[TASK REQUIREMENTS]: Out of the data below, copy every line with the string "CLASS".

[Data about app and page elements]:
.....
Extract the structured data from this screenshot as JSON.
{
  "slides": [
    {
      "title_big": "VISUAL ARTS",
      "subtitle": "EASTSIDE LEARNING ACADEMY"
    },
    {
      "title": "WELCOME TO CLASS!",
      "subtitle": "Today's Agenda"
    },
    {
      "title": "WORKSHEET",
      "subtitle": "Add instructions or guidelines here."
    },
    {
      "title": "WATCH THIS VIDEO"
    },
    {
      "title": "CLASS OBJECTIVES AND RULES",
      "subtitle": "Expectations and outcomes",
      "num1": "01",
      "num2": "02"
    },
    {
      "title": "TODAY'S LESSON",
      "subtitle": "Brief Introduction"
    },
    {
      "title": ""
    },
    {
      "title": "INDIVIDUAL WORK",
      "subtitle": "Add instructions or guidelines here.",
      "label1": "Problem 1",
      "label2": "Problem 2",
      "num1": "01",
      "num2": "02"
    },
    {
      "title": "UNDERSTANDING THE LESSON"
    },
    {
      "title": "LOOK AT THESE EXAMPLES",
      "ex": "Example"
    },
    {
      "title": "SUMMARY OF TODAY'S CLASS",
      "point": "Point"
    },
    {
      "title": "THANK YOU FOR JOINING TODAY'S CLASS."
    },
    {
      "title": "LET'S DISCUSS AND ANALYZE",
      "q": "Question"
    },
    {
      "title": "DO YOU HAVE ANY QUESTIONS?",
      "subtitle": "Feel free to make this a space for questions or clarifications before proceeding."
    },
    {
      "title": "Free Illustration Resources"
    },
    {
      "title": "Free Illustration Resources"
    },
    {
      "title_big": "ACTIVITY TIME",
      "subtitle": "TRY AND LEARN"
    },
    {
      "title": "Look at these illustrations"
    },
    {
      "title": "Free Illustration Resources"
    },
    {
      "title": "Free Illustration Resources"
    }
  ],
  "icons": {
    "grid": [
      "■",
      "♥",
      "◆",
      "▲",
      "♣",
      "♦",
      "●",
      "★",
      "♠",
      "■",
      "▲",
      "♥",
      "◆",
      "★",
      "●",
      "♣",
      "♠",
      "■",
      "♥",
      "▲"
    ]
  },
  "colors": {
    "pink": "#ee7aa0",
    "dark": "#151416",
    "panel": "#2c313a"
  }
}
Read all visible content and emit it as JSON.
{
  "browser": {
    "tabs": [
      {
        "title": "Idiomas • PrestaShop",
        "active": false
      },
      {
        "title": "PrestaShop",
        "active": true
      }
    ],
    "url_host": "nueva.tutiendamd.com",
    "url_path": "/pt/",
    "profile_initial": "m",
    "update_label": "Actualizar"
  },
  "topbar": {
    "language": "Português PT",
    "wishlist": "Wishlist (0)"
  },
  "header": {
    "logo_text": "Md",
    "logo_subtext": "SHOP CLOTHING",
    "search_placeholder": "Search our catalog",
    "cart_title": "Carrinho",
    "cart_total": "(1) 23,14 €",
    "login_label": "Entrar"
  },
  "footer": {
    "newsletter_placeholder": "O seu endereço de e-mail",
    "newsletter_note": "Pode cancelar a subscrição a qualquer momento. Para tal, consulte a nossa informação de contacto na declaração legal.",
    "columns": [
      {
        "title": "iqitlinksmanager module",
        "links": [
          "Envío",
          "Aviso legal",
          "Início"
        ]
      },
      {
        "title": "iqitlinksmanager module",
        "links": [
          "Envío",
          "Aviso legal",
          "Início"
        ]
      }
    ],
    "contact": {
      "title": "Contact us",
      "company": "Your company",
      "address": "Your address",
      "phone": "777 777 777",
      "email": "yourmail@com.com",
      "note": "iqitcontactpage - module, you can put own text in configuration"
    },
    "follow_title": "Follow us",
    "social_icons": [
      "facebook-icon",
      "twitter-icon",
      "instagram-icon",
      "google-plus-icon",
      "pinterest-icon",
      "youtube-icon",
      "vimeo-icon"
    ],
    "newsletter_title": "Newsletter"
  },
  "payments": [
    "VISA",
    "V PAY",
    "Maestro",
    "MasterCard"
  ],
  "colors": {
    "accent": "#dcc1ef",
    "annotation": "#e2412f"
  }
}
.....
[REPLY TO THE TASK]:
      "title": "WELCOME TO CLASS!",
      "title": "CLASS OBJECTIVES AND RULES",
      "title": "SUMMARY OF TODAY'S CLASS",
      "title": "THANK YOU FOR JOINING TODAY'S CLASS."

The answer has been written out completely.